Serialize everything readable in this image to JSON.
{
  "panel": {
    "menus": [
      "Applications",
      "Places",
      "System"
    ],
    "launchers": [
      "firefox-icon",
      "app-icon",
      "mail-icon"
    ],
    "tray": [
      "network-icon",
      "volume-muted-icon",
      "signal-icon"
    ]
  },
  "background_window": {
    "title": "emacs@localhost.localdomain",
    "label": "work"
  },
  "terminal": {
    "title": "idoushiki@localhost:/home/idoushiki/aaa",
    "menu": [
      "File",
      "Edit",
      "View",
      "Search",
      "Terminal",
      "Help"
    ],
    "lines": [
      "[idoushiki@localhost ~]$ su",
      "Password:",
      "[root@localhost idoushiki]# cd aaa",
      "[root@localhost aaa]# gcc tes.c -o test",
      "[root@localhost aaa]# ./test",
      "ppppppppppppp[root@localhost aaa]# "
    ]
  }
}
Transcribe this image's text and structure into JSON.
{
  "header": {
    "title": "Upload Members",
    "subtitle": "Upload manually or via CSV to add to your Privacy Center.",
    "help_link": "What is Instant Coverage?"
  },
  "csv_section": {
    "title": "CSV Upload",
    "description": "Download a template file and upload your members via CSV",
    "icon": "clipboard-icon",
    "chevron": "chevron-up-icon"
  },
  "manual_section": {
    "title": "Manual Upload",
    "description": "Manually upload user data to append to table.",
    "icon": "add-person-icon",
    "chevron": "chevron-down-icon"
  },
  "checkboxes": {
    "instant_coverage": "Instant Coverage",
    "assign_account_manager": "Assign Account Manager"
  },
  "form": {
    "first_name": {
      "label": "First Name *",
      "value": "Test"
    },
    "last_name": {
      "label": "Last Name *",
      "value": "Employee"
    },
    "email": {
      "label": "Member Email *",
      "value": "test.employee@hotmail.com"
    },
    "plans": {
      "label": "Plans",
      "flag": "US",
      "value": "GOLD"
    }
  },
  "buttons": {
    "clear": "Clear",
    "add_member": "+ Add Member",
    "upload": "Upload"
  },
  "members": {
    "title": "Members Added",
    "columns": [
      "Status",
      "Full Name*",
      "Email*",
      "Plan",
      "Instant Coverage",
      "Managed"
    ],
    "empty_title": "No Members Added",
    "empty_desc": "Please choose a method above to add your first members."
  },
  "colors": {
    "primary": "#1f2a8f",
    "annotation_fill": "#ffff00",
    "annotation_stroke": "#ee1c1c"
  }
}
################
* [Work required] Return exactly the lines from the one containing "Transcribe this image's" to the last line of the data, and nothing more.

* [Finished exercise]
Transcribe this image's text and structure into JSON.
{
  "header": {
    "title": "Upload Members",
    "subtitle": "Upload manually or via CSV to add to your Privacy Center.",
    "help_link": "What is Instant Coverage?"
  },
  "csv_section": {
    "title": "CSV Upload",
    "description": "Download a template file and upload your members via CSV",
    "icon": "clipboard-icon",
    "chevron": "chevron-up-icon"
  },
  "manual_section": {
    "title": "Manual Upload",
    "description": "Manually upload user data to append to table.",
    "icon": "add-person-icon",
    "chevron": "chevron-down-icon"
  },
  "checkboxes": {
    "instant_coverage": "Instant Coverage",
    "assign_account_manager": "Assign Account Manager"
  },
  "form": {
    "first_name": {
      "label": "First Name *",
      "value": "Test"
    },
    "last_name": {
      "label": "Last Name *",
      "value": "Employee"
    },
    "email": {
      "label": "Member Email *",
      "value": "test.employee@hotmail.com"
    },
    "plans": {
      "label": "Plans",
      "flag": "US",
      "value": "GOLD"
    }
  },
  "buttons": {
    "clear": "Clear",
    "add_member": "+ Add Member",
    "upload": "Upload"
  },
  "members": {
    "title": "Members Added",
    "columns": [
      "Status",
      "Full Name*",
      "Email*",
      "Plan",
      "Instant Coverage",
      "Managed"
    ],
    "empty_title": "No Members Added",
    "empty_desc": "Please choose a method above to add your first members."
  },
  "colors": {
    "primary": "#1f2a8f",
    "annotation_fill": "#ffff00",
    "annotation_stroke": "#ee1c1c"
  }
}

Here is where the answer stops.